INFORMATION SUPPLIED below:

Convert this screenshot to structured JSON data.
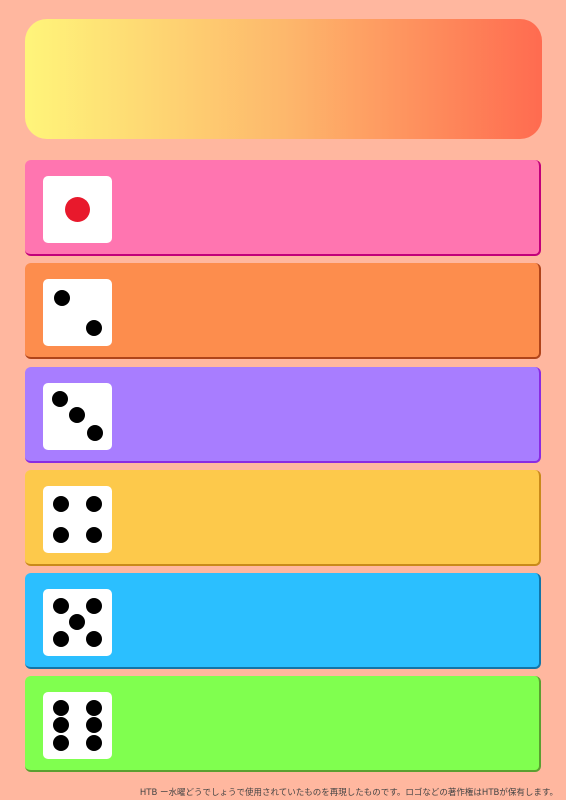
{
  "banner": {
    "gradient": [
      "#fff57a",
      "#fdb86c",
      "#ff6b50"
    ]
  },
  "rows": [
    {
      "die_value": 1,
      "color": "#ff75b0",
      "edge": "#c2007a",
      "pip_color": "#e8192c"
    },
    {
      "die_value": 2,
      "color": "#fd8d4d",
      "edge": "#b0441a",
      "pip_color": "#000000"
    },
    {
      "die_value": 3,
      "color": "#a87dff",
      "edge": "#8a2be2",
      "pip_color": "#000000"
    },
    {
      "die_value": 4,
      "color": "#fdc94b",
      "edge": "#c98a1a",
      "pip_color": "#000000"
    },
    {
      "die_value": 5,
      "color": "#2bbfff",
      "edge": "#1275a8",
      "pip_color": "#000000"
    },
    {
      "die_value": 6,
      "color": "#80ff4f",
      "edge": "#5aa030",
      "pip_color": "#000000"
    }
  ],
  "footer": {
    "credit": "HTB ー水曜どうでしょうで使用されていたものを再現したものです。ロゴなどの著作権はHTBが保有します。"
  }
}
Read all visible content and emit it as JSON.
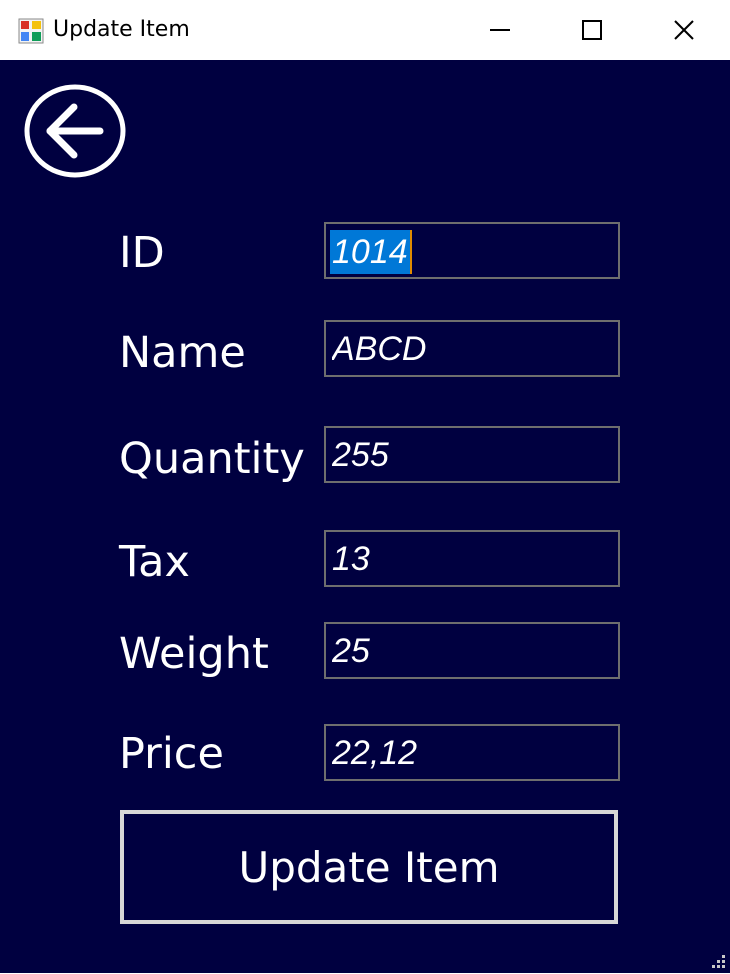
{
  "window": {
    "title": "Update Item"
  },
  "form": {
    "fields": [
      {
        "label": "ID",
        "value": "1014"
      },
      {
        "label": "Name",
        "value": "ABCD"
      },
      {
        "label": "Quantity",
        "value": "255"
      },
      {
        "label": "Tax",
        "value": "13"
      },
      {
        "label": "Weight",
        "value": "25"
      },
      {
        "label": "Price",
        "value": "22,12"
      }
    ],
    "submit_label": "Update Item"
  },
  "colors": {
    "background": "#000040",
    "text": "#ffffff",
    "selection": "#0078d7"
  },
  "icons": {
    "app": "app-icon",
    "back": "back-arrow-icon",
    "minimize": "minimize-icon",
    "maximize": "maximize-icon",
    "close": "close-icon",
    "resize": "resize-grip-icon"
  }
}
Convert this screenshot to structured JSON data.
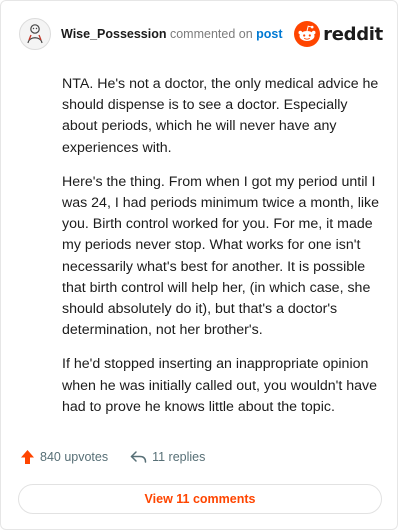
{
  "header": {
    "username": "Wise_Possession",
    "action": "commented on",
    "link_label": "post",
    "brand": "reddit",
    "avatar_icon": "user-avatar-icon",
    "brand_icon": "reddit-snoo-icon"
  },
  "comment": {
    "paragraphs": [
      "NTA. He's not a doctor, the only medical advice he should dispense is to see a doctor. Especially about periods, which he will never have any experiences with.",
      "Here's the thing. From when I got my period until I was 24, I had periods minimum twice a month, like you. Birth control worked for you. For me, it made my periods never stop. What works for one isn't necessarily what's best for another. It is possible that birth control will help her, (in which case, she should absolutely do it), but that's a doctor's determination, not her brother's.",
      "If he'd stopped inserting an inappropriate opinion when he was initially called out, you wouldn't have had to prove he knows little about the topic."
    ]
  },
  "stats": {
    "upvotes": "840 upvotes",
    "replies": "11 replies",
    "upvote_icon": "upvote-arrow-icon",
    "reply_icon": "reply-arrow-icon"
  },
  "view_button": {
    "label": "View 11 comments"
  },
  "colors": {
    "brand": "#ff4500",
    "link": "#0079d3",
    "muted": "#576f76",
    "text": "#1c1c1c"
  }
}
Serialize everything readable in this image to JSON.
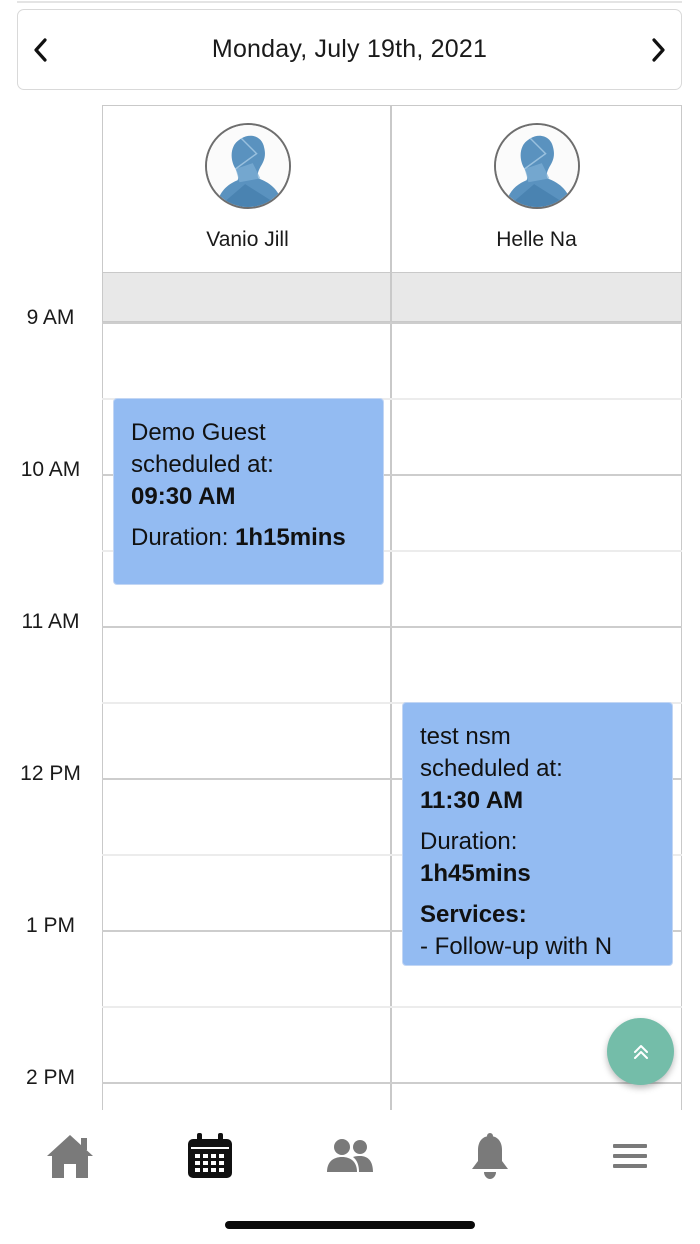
{
  "header": {
    "date_label": "Monday, July 19th, 2021",
    "prev_icon": "chevron-left-icon",
    "next_icon": "chevron-right-icon"
  },
  "resources": [
    {
      "name": "Vanio Jill",
      "avatar_icon": "user-silhouette-avatar"
    },
    {
      "name": "Helle Na",
      "avatar_icon": "user-silhouette-avatar"
    }
  ],
  "time_labels": [
    "9 AM",
    "10 AM",
    "11 AM",
    "12 PM",
    "1 PM",
    "2 PM"
  ],
  "events": [
    {
      "resource": "Vanio Jill",
      "title": "Demo Guest",
      "scheduled_label": "scheduled at:",
      "time": "09:30 AM",
      "duration_label": "Duration:",
      "duration": "1h15mins"
    },
    {
      "resource": "Helle Na",
      "title": "test nsm",
      "scheduled_label": "scheduled at:",
      "time": "11:30 AM",
      "duration_label": "Duration:",
      "duration": "1h45mins",
      "services_label": "Services:",
      "service_item": "- Follow-up with N"
    }
  ],
  "event_color": "#93bbf2",
  "fab": {
    "icon": "double-chevron-up-icon",
    "color": "#74bda9"
  },
  "tabbar": {
    "items": [
      {
        "icon": "home-icon",
        "active": false
      },
      {
        "icon": "calendar-icon",
        "active": true
      },
      {
        "icon": "users-icon",
        "active": false
      },
      {
        "icon": "bell-icon",
        "active": false
      },
      {
        "icon": "menu-icon",
        "active": false
      }
    ],
    "active_color": "#111111",
    "inactive_color": "#7a7a7a"
  }
}
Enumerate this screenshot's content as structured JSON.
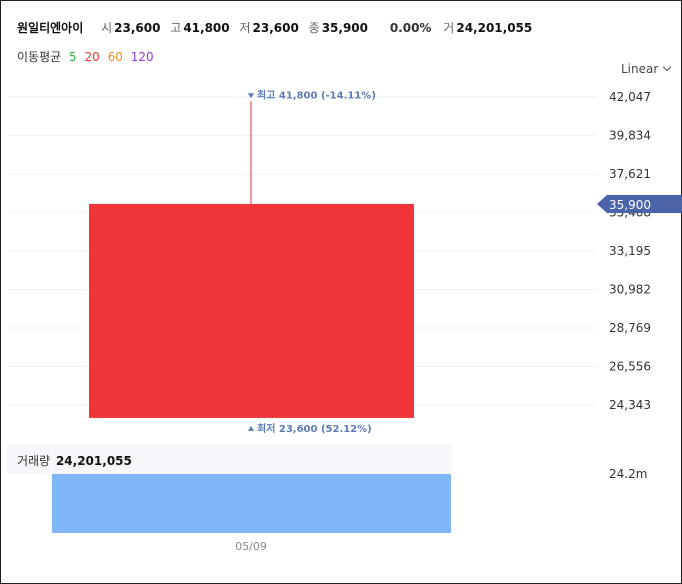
{
  "header": {
    "name": "원일티엔아이",
    "open_label": "시",
    "open": "23,600",
    "high_label": "고",
    "high": "41,800",
    "low_label": "저",
    "low": "23,600",
    "close_label": "종",
    "close": "35,900",
    "change": "0.00%",
    "volume_label": "거",
    "volume": "24,201,055"
  },
  "moving_avg": {
    "label": "이동평균",
    "periods": [
      {
        "value": "5",
        "color": "#2db24a"
      },
      {
        "value": "20",
        "color": "#e8392c"
      },
      {
        "value": "60",
        "color": "#f08a1c"
      },
      {
        "value": "120",
        "color": "#9b38d6"
      }
    ]
  },
  "scale_select": {
    "value": "Linear",
    "icon": "chevron-down-icon"
  },
  "volume_panel": {
    "label": "거래량",
    "value": "24,201,055"
  },
  "colors": {
    "up": "#f03539",
    "volume": "#80b7f7",
    "price_tag": "#4a64a7",
    "annotation": "#5b7bb5"
  },
  "chart_data": {
    "type": "candlestick",
    "x": [
      "05/09"
    ],
    "candles": [
      {
        "date": "05/09",
        "open": 23600,
        "high": 41800,
        "low": 23600,
        "close": 35900
      }
    ],
    "volume": [
      24201055
    ],
    "y_ticks": [
      "42,047",
      "39,834",
      "37,621",
      "35,408",
      "33,195",
      "30,982",
      "28,769",
      "26,556",
      "24,343"
    ],
    "y_tick_values": [
      42047,
      39834,
      37621,
      35408,
      33195,
      30982,
      28769,
      26556,
      24343
    ],
    "volume_tick": "24.2m",
    "volume_tick_value": 24200000,
    "current_price": {
      "value": 35900,
      "label": "35,900"
    },
    "annotations": {
      "high": {
        "label": "최고",
        "value": "41,800",
        "pct": "(-14.11%)"
      },
      "low": {
        "label": "최저",
        "value": "23,600",
        "pct": "(52.12%)"
      }
    },
    "scale": "linear",
    "grid": true
  }
}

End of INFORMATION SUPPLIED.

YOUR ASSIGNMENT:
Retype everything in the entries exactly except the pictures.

EXERCISE RESPONSE:
Convert this screenshot to structured JSON data.
{
  "banner": {
    "gradient": [
      "#fff57a",
      "#fdb86c",
      "#ff6b50"
    ]
  },
  "rows": [
    {
      "die_value": 1,
      "color": "#ff75b0",
      "edge": "#c2007a",
      "pip_color": "#e8192c"
    },
    {
      "die_value": 2,
      "color": "#fd8d4d",
      "edge": "#b0441a",
      "pip_color": "#000000"
    },
    {
      "die_value": 3,
      "color": "#a87dff",
      "edge": "#8a2be2",
      "pip_color": "#000000"
    },
    {
      "die_value": 4,
      "color": "#fdc94b",
      "edge": "#c98a1a",
      "pip_color": "#000000"
    },
    {
      "die_value": 5,
      "color": "#2bbfff",
      "edge": "#1275a8",
      "pip_color": "#000000"
    },
    {
      "die_value": 6,
      "color": "#80ff4f",
      "edge": "#5aa030",
      "pip_color": "#000000"
    }
  ],
  "footer": {
    "credit": "HTB ー水曜どうでしょうで使用されていたものを再現したものです。ロゴなどの著作権はHTBが保有します。"
  }
}
Read all visible content and emit it as JSON.
{
  "window": {
    "title": "Update Item"
  },
  "form": {
    "fields": [
      {
        "label": "ID",
        "value": "1014"
      },
      {
        "label": "Name",
        "value": "ABCD"
      },
      {
        "label": "Quantity",
        "value": "255"
      },
      {
        "label": "Tax",
        "value": "13"
      },
      {
        "label": "Weight",
        "value": "25"
      },
      {
        "label": "Price",
        "value": "22,12"
      }
    ],
    "submit_label": "Update Item"
  },
  "colors": {
    "background": "#000040",
    "text": "#ffffff",
    "selection": "#0078d7"
  },
  "icons": {
    "app": "app-icon",
    "back": "back-arrow-icon",
    "minimize": "minimize-icon",
    "maximize": "maximize-icon",
    "close": "close-icon",
    "resize": "resize-grip-icon"
  }
}
Convert this screenshot to structured JSON data.
{
  "header": {
    "username": "Wise_Possession",
    "action": "commented on",
    "link_label": "post",
    "brand": "reddit",
    "avatar_icon": "user-avatar-icon",
    "brand_icon": "reddit-snoo-icon"
  },
  "comment": {
    "paragraphs": [
      "NTA. He's not a doctor, the only medical advice he should dispense is to see a doctor. Especially about periods, which he will never have any experiences with.",
      "Here's the thing. From when I got my period until I was 24, I had periods minimum twice a month, like you. Birth control worked for you. For me, it made my periods never stop. What works for one isn't necessarily what's best for another. It is possible that birth control will help her, (in which case, she should absolutely do it), but that's a doctor's determination, not her brother's.",
      "If he'd stopped inserting an inappropriate opinion when he was initially called out, you wouldn't have had to prove he knows little about the topic."
    ]
  },
  "stats": {
    "upvotes": "840 upvotes",
    "replies": "11 replies",
    "upvote_icon": "upvote-arrow-icon",
    "reply_icon": "reply-arrow-icon"
  },
  "view_button": {
    "label": "View 11 comments"
  },
  "colors": {
    "brand": "#ff4500",
    "link": "#0079d3",
    "muted": "#576f76",
    "text": "#1c1c1c"
  }
}
Serialize everything readable in this image to JSON.
{
  "header": {
    "date_label": "Monday, July 19th, 2021",
    "prev_icon": "chevron-left-icon",
    "next_icon": "chevron-right-icon"
  },
  "resources": [
    {
      "name": "Vanio Jill",
      "avatar_icon": "user-silhouette-avatar"
    },
    {
      "name": "Helle Na",
      "avatar_icon": "user-silhouette-avatar"
    }
  ],
  "time_labels": [
    "9 AM",
    "10 AM",
    "11 AM",
    "12 PM",
    "1 PM",
    "2 PM"
  ],
  "events": [
    {
      "resource": "Vanio Jill",
      "title": "Demo Guest",
      "scheduled_label": "scheduled at:",
      "time": "09:30 AM",
      "duration_label": "Duration:",
      "duration": "1h15mins"
    },
    {
      "resource": "Helle Na",
      "title": "test nsm",
      "scheduled_label": "scheduled at:",
      "time": "11:30 AM",
      "duration_label": "Duration:",
      "duration": "1h45mins",
      "services_label": "Services:",
      "service_item": "- Follow-up with N"
    }
  ],
  "event_color": "#93bbf2",
  "fab": {
    "icon": "double-chevron-up-icon",
    "color": "#74bda9"
  },
  "tabbar": {
    "items": [
      {
        "icon": "home-icon",
        "active": false
      },
      {
        "icon": "calendar-icon",
        "active": true
      },
      {
        "icon": "users-icon",
        "active": false
      },
      {
        "icon": "bell-icon",
        "active": false
      },
      {
        "icon": "menu-icon",
        "active": false
      }
    ],
    "active_color": "#111111",
    "inactive_color": "#7a7a7a"
  }
}
Enumerate this screenshot's content as structured JSON.
{
  "header": {
    "name": "원일티엔아이",
    "open_label": "시",
    "open": "23,600",
    "high_label": "고",
    "high": "41,800",
    "low_label": "저",
    "low": "23,600",
    "close_label": "종",
    "close": "35,900",
    "change": "0.00%",
    "volume_label": "거",
    "volume": "24,201,055"
  },
  "moving_avg": {
    "label": "이동평균",
    "periods": [
      {
        "value": "5",
        "color": "#2db24a"
      },
      {
        "value": "20",
        "color": "#e8392c"
      },
      {
        "value": "60",
        "color": "#f08a1c"
      },
      {
        "value": "120",
        "color": "#9b38d6"
      }
    ]
  },
  "scale_select": {
    "value": "Linear",
    "icon": "chevron-down-icon"
  },
  "volume_panel": {
    "label": "거래량",
    "value": "24,201,055"
  },
  "colors": {
    "up": "#f03539",
    "volume": "#80b7f7",
    "price_tag": "#4a64a7",
    "annotation": "#5b7bb5"
  },
  "chart_data": {
    "type": "candlestick",
    "x": [
      "05/09"
    ],
    "candles": [
      {
        "date": "05/09",
        "open": 23600,
        "high": 41800,
        "low": 23600,
        "close": 35900
      }
    ],
    "volume": [
      24201055
    ],
    "y_ticks": [
      "42,047",
      "39,834",
      "37,621",
      "35,408",
      "33,195",
      "30,982",
      "28,769",
      "26,556",
      "24,343"
    ],
    "y_tick_values": [
      42047,
      39834,
      37621,
      35408,
      33195,
      30982,
      28769,
      26556,
      24343
    ],
    "volume_tick": "24.2m",
    "volume_tick_value": 24200000,
    "current_price": {
      "value": 35900,
      "label": "35,900"
    },
    "annotations": {
      "high": {
        "label": "최고",
        "value": "41,800",
        "pct": "(-14.11%)"
      },
      "low": {
        "label": "최저",
        "value": "23,600",
        "pct": "(52.12%)"
      }
    },
    "scale": "linear",
    "grid": true
  }
}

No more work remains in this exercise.